The CBC – and the U.S. Fish and Wildlife Service – are confirming what scientists have suspected for a long time… that the Eastern cougar subspecies can be taken off the endangered list because they’re all gone:
The last records of Eastern cougars are believed to be in Maine in 1938 and in New Brunswick in 1932.
Biologists say numerous reported sightings in recent years are compelling and have helped sustain the animal’s mystery, but they have yet to find any scientific proof that it exists.
Bob Bancroft, a Nova Scotia-based wildlife biologist, says it may be the time to ditch the idea of the Eastern cougar as a subspecies.
“Basically, the animals that are here now may not have been that subspecies — that they’re moving from the West into Eastern Ontario and Quebec,” said Bancroft, speaking with CBC’s Maritime Noon.
Bancroft said one theory is that the Eastern cougars used to be people’s pets and the ones seen in the region may have escaped their masters. He acknowledged it may be difficult to imagine cougars as pets, but he said there is evidence from the United States and Canada to suggest it may have happened.
Bancroft says based on the number of sightings, the myth of the Eastern cougar may live on and its subspecies can be reinterpreted. He says if the Eastern cougar has died off, then the cougars that people have seen must be a new breed.
“That there’s a reality that people are seeing them makes me think there’s a breeding population,” he said.

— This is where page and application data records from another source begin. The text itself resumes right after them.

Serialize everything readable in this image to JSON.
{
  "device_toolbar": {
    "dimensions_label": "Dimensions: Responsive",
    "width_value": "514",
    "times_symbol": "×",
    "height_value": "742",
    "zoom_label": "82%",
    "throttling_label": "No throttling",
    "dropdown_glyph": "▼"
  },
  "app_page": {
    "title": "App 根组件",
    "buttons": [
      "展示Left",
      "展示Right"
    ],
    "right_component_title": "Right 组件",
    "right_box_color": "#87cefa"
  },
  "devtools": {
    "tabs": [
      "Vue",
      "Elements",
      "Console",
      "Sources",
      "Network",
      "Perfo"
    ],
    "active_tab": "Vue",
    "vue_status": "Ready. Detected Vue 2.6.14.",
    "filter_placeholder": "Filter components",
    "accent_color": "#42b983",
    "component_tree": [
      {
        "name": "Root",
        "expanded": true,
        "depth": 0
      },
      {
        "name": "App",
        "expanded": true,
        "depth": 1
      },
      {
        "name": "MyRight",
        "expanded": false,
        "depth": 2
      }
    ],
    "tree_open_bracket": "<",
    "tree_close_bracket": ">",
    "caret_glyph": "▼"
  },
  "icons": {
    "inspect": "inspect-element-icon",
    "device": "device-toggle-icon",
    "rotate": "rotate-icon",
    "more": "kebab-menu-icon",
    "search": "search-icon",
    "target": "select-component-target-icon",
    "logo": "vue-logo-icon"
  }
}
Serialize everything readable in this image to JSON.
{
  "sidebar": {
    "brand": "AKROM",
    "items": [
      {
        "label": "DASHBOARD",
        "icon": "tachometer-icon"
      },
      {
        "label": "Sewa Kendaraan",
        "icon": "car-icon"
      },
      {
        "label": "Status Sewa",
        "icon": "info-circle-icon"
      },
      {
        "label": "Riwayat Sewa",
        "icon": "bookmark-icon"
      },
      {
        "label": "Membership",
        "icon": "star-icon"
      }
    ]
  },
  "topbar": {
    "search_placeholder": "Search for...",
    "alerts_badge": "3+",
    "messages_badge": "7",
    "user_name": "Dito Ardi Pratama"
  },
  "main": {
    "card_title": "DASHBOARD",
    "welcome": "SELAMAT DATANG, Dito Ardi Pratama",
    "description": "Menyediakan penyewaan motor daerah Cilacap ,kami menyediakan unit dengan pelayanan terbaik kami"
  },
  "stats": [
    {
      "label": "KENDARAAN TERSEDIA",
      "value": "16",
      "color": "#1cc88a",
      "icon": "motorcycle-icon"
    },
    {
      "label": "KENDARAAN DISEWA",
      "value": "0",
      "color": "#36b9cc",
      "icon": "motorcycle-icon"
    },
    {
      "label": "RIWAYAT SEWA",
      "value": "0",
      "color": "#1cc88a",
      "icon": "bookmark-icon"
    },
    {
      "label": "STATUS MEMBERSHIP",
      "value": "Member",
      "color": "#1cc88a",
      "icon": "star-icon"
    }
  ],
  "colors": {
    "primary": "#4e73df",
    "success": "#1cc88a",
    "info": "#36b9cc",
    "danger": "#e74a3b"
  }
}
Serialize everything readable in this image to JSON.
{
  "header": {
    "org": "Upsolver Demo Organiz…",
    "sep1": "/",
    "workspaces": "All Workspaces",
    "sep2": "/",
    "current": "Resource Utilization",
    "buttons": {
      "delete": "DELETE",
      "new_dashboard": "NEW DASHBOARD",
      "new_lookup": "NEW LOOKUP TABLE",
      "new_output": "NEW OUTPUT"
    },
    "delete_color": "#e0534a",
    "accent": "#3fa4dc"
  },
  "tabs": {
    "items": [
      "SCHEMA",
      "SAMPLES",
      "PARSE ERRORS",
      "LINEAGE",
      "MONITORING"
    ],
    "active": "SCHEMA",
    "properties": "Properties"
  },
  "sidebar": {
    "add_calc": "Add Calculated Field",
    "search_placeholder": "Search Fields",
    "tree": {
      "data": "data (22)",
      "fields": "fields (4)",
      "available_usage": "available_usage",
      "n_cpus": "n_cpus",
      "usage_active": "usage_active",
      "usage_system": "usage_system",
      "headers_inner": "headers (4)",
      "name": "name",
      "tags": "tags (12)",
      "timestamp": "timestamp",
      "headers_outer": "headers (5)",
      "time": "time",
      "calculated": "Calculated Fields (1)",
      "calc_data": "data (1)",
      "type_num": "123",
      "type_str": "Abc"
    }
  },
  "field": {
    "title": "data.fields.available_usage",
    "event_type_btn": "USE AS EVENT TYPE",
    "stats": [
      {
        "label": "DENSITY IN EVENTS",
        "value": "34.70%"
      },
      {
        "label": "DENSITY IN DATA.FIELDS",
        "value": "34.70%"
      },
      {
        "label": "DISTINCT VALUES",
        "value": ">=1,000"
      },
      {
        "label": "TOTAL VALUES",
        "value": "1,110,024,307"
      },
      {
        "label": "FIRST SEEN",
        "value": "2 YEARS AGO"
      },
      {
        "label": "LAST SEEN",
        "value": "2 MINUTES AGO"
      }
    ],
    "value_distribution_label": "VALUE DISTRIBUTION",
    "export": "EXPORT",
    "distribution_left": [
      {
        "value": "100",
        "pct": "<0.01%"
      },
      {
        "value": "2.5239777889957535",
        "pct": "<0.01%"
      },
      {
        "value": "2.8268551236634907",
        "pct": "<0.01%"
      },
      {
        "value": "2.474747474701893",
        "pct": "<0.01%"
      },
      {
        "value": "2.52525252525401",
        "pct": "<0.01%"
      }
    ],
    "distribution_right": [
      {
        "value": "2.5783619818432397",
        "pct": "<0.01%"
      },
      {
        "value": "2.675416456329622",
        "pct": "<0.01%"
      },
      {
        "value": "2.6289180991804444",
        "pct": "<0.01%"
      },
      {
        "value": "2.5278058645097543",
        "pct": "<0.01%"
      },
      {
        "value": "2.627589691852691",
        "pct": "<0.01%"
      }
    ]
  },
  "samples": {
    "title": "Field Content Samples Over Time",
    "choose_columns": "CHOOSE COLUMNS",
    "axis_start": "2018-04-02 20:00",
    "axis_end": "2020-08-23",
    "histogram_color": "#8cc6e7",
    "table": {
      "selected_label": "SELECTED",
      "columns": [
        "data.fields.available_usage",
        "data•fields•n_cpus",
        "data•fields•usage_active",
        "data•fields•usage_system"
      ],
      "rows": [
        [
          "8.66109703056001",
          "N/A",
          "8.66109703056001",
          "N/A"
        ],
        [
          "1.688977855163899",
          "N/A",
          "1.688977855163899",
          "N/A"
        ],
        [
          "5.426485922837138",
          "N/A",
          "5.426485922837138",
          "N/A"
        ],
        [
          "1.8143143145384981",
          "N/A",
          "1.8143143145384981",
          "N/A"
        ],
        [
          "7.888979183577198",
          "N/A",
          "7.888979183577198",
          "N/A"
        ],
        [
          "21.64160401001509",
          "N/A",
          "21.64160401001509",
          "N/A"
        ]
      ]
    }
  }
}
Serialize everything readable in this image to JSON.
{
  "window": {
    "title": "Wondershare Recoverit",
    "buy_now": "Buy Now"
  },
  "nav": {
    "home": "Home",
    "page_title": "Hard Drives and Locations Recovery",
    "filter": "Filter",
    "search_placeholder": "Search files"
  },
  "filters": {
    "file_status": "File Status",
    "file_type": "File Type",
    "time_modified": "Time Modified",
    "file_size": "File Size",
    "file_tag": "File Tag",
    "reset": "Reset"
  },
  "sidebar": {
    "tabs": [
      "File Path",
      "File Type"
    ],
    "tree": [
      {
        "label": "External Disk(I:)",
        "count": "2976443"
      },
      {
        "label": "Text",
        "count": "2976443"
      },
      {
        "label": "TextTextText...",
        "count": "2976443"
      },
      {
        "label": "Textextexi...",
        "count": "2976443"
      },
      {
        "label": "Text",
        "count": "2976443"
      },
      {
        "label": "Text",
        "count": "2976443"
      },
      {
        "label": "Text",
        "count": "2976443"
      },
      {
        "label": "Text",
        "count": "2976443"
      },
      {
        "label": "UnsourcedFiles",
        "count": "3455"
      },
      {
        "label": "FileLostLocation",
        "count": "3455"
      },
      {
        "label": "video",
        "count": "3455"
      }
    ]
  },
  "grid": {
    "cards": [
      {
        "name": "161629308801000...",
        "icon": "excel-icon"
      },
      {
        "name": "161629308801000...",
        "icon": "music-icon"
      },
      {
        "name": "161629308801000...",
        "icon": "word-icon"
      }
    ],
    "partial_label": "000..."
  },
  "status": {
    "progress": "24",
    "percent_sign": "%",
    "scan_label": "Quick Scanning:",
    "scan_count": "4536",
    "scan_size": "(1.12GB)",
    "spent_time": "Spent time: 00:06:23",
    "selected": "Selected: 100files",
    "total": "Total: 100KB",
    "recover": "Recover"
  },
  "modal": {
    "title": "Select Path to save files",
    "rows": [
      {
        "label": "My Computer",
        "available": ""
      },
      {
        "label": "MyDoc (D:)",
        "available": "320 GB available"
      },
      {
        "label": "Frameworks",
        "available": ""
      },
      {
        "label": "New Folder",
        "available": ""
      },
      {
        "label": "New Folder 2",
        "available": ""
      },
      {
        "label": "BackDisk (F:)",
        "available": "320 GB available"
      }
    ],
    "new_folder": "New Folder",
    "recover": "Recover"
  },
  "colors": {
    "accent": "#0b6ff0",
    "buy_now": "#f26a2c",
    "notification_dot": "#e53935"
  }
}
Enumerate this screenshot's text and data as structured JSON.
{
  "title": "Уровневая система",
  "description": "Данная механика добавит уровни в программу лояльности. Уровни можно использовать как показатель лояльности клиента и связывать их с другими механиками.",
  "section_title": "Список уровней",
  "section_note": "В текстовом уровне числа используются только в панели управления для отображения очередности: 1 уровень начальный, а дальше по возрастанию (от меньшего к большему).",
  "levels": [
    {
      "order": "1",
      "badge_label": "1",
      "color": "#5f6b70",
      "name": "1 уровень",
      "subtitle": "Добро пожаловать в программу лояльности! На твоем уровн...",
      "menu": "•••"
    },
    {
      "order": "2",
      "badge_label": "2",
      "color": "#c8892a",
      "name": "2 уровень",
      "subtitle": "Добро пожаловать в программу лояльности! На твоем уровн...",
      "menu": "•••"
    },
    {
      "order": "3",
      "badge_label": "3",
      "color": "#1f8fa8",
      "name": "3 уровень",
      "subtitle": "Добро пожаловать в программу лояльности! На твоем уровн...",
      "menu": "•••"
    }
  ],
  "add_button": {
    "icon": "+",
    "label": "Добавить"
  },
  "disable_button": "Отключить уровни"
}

So, there might be some kind of cougar out there… but it’s something different.